On a recent date night my wife and I went for a rare shopping trip to the mall without our kids. For those of you without kids, it is hard to convey the excitement we felt when we were able browse unhurried by pleas to go to Build-A-Bear, the food court, or to ride the carousel. Determined to enjoy this freedom to its fullest, we went to the premium mall in our area, a place where (for us) browsing trumps purchasing.
The only "must-have" item we were looking for that evening was a pair of maternity jeans for my wife who is expecting in August. We went into a national, high-end maternity store, and quickly found several pairs to her liking. After 30 minutes of trying them on (guys, you feeling my pain?), my wife settled on a pair. As we proceeded to the POS, we were informed by the clerk that their "computers were down".
She told us that they could not process debit cards, credit cards or checks. If we wanted to make a purchase, we would need to pay in exact change, or they would write our card number down for later authorization. She also let us know that this was the fifth day without POS capabilities! For five days this store had lost countless sales due to POS hardware failure. The home office had sent new computers that arrived on Wednesday, but they were unable to connect to the internet. They were preparing to send the replacements back and a technician was expected to arrive the following Monday.
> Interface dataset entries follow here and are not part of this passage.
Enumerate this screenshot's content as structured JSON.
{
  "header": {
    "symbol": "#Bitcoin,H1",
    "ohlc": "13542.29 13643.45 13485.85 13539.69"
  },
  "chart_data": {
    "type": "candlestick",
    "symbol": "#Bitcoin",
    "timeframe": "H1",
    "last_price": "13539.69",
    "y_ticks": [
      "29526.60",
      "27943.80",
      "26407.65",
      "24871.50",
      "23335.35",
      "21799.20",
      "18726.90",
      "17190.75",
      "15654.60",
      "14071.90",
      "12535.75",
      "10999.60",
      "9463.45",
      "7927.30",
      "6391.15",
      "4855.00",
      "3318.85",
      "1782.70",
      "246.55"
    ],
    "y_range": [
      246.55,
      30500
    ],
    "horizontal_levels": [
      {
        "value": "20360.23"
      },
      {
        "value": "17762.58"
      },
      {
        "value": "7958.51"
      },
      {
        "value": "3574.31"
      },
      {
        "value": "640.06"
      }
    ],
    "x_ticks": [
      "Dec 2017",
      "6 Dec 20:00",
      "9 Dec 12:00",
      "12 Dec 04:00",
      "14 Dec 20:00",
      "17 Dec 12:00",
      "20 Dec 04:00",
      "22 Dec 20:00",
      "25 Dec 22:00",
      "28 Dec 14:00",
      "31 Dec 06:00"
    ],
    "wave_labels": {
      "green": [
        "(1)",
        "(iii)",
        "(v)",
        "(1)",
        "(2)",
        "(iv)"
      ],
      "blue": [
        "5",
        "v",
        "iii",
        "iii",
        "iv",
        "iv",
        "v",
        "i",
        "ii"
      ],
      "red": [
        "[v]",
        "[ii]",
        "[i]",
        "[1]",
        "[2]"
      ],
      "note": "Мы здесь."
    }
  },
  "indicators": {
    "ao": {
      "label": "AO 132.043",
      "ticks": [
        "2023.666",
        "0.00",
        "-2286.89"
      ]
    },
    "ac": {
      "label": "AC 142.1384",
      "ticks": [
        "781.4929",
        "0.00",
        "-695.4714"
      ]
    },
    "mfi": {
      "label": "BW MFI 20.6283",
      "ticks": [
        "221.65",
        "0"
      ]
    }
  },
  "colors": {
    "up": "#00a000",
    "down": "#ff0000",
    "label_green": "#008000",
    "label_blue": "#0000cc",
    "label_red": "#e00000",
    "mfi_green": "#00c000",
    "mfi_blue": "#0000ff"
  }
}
At best 7 days! 7 DAYS of down time.
I was simply staggered at the inefficiency and lack of support for this store for something so critical to their survival. If retailers expect their associates to execute at the store level, then the most basic store function (receiving payment) cannot be allowed to suffer long-term failure.
We are often asked why certain legacy systems last longer than their ideal POS life. And the answers we give can be used as a lesson not only for POS sales, but so many other business verticals. The legacy systems are still there because they work. It's that simple. Ice cream melts if you don't ring it up.
Many retailers do not upgrade their POS because they turn on their current systems and they just work. They call it dial-tone reliability. Changes, updates, new functionalities, CRM, training on demand, cross channel integration & all those are great features as long as they do not interfere with the basics of being able to ring up sales via all tender types.
Come to think of it, seems that if our brethren in the car and banking industry used this same advice of not ignoring the basics, many of the problems they are facing as industries and our economy as a whole could have been avoided.
Being the resourceful guy that I am, we did leave with a pair of jeans, but I wonder how many people left empty-handed? And I wonder if that retailer will still be in business by the end of 2009. Here's hoping this was a one store problem and not something more systematic.